TASK STATEMENT: Using the records below, find every line that includes "JSON" and copy it.

(THE DATA begins)

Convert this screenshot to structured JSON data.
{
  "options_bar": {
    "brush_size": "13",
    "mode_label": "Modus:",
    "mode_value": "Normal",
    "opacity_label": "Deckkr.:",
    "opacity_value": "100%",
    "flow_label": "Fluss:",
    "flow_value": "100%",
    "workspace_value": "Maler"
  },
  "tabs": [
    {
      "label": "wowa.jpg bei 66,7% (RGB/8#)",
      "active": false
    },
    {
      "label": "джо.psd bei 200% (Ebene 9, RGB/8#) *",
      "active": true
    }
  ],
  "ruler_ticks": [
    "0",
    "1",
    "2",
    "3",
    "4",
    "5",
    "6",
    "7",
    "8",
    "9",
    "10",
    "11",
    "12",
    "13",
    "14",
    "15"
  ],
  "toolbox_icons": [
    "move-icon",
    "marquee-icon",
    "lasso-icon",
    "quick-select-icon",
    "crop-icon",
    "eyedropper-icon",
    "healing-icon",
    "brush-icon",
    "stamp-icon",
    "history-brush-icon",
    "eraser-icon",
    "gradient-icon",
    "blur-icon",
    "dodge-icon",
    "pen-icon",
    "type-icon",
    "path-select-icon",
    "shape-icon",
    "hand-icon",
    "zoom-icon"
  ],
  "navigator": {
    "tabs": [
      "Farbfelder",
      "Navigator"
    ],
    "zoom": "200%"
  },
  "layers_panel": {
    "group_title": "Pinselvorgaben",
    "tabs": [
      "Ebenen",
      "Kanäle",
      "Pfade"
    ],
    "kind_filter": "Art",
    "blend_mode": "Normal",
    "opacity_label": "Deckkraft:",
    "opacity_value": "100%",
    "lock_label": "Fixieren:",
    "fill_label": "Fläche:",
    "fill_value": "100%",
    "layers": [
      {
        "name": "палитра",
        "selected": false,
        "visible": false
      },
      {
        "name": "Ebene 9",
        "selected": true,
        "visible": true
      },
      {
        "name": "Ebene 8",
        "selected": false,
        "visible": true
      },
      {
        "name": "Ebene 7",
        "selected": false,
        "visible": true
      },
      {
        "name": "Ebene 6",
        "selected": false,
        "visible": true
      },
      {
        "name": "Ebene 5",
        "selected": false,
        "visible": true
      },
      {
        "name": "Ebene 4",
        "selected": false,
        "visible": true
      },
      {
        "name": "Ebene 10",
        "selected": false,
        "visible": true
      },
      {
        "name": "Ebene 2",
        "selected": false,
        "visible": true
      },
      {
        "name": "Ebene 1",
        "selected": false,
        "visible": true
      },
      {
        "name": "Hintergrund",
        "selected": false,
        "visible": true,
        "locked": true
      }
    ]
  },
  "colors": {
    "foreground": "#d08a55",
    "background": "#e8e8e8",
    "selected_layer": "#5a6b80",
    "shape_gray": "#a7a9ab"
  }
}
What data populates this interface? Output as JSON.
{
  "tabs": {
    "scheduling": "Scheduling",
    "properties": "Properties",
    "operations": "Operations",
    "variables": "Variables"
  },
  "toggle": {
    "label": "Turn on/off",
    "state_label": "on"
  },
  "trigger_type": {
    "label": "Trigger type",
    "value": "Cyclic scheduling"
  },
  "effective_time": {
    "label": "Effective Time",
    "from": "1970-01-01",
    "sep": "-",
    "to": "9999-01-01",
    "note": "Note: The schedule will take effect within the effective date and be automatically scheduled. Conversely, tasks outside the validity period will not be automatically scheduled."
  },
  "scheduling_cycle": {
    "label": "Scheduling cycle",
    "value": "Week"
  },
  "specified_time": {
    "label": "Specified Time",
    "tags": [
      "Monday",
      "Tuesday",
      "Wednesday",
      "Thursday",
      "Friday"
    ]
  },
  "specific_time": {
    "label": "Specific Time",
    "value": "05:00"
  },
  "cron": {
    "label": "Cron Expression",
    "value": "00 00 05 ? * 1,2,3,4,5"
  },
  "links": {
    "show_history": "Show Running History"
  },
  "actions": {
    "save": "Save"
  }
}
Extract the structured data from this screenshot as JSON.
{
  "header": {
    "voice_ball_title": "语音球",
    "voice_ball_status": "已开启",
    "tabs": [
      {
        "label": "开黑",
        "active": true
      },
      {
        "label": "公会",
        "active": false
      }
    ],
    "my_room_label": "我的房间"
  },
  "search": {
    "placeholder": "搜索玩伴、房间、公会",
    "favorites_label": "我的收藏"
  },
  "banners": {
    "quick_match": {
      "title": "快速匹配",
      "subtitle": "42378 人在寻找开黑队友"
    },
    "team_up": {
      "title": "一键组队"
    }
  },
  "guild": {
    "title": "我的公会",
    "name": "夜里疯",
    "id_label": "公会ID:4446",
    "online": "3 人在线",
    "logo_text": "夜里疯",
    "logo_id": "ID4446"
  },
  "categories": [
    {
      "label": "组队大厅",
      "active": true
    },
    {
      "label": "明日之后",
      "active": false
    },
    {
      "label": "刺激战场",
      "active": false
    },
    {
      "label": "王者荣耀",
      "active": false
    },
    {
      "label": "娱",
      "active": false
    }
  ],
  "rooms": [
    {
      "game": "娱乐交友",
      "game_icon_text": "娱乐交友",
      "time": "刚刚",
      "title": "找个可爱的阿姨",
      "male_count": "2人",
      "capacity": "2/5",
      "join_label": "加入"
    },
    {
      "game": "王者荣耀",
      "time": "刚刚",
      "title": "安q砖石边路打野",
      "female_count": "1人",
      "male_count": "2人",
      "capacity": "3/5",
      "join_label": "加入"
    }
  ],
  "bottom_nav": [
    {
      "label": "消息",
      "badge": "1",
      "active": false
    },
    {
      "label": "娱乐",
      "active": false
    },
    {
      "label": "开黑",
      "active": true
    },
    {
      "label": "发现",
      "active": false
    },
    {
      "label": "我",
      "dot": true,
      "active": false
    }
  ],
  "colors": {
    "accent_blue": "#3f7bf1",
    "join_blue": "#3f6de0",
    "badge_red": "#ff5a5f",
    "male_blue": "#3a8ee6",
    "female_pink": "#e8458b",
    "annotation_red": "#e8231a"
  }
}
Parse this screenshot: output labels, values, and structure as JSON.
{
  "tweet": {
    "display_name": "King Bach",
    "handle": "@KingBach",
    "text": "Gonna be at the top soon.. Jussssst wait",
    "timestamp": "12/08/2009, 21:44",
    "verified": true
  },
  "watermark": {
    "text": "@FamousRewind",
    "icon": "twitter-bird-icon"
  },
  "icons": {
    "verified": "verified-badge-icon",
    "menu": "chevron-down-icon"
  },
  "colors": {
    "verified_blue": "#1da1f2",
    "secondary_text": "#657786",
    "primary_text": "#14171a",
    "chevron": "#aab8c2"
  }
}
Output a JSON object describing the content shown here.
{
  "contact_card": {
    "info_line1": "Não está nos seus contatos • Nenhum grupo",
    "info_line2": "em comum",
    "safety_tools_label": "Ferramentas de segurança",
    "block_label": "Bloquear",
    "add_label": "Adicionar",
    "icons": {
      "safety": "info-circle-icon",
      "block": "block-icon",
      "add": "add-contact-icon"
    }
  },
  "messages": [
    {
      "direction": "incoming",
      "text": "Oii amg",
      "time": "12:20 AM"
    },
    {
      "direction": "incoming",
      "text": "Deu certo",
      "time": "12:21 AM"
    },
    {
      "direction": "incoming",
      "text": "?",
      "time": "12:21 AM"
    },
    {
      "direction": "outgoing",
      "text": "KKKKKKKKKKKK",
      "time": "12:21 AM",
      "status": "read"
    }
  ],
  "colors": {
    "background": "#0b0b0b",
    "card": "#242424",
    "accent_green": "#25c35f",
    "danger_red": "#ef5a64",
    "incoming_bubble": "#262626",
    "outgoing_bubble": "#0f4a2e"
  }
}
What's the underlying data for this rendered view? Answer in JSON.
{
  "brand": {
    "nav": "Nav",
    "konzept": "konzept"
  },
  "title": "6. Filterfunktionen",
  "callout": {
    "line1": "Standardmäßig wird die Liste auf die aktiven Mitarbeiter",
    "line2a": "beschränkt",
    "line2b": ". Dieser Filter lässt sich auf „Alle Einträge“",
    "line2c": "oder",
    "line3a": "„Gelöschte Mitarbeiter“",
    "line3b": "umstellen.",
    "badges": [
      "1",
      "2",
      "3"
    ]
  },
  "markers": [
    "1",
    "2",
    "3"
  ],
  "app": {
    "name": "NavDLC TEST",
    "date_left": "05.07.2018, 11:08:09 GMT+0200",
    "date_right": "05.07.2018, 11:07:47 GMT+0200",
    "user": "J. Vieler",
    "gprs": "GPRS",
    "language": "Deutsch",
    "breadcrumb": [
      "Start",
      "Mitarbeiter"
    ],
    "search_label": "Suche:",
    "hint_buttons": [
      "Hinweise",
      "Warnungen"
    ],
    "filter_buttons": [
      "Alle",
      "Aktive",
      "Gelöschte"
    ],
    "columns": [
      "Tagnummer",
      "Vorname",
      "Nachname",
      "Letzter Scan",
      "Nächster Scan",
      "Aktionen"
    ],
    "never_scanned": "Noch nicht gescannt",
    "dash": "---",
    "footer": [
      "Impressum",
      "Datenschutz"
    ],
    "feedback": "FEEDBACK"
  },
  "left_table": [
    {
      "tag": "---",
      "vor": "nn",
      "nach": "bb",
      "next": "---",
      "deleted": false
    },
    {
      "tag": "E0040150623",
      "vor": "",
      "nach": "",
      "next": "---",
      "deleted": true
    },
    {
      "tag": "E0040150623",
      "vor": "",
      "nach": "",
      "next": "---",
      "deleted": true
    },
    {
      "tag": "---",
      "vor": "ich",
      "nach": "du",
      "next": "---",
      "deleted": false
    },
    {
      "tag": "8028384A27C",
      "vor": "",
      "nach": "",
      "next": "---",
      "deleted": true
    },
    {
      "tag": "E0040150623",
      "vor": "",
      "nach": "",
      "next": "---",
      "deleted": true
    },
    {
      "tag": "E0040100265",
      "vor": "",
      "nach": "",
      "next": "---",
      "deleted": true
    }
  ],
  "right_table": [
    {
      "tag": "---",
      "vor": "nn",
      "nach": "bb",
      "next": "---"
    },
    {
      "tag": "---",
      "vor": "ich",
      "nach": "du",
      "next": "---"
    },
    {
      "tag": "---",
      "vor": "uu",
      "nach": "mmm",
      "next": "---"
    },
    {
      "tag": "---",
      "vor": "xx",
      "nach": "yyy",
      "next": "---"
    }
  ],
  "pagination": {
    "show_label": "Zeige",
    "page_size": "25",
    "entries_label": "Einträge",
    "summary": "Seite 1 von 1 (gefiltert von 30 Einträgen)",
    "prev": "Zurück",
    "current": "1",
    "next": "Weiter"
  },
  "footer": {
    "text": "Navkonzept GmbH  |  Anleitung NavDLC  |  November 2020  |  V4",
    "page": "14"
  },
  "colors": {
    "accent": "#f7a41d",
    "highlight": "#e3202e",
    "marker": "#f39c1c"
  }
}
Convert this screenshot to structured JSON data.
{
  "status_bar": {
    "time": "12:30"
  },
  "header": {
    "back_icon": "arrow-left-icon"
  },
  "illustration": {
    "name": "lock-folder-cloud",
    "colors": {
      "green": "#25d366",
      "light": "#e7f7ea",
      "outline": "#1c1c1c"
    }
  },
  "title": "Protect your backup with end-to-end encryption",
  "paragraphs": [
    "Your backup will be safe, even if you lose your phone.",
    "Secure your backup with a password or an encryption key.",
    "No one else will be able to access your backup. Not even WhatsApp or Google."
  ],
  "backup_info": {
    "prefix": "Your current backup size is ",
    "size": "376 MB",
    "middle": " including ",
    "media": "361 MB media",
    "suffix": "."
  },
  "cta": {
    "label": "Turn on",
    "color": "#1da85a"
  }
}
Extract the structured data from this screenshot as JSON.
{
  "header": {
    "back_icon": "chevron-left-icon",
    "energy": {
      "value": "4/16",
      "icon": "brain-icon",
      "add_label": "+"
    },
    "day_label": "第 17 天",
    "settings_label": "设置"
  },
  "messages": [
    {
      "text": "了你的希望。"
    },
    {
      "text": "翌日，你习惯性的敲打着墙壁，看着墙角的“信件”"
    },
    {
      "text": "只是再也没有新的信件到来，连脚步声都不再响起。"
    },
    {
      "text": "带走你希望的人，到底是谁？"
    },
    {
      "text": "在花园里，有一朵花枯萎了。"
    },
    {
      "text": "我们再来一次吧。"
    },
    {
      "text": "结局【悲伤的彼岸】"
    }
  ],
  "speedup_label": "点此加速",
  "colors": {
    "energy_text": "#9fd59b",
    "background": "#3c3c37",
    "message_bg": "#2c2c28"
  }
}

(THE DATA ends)

EXERCISE OUTPUT:
Convert this screenshot to structured JSON data.
What data populates this interface? Output as JSON.
Extract the structured data from this screenshot as JSON.
Parse this screenshot: output labels, values, and structure as JSON.
Output a JSON object describing the content shown here.
What's the underlying data for this rendered view? Answer in JSON.
Convert this screenshot to structured JSON data.
Extract the structured data from this screenshot as JSON.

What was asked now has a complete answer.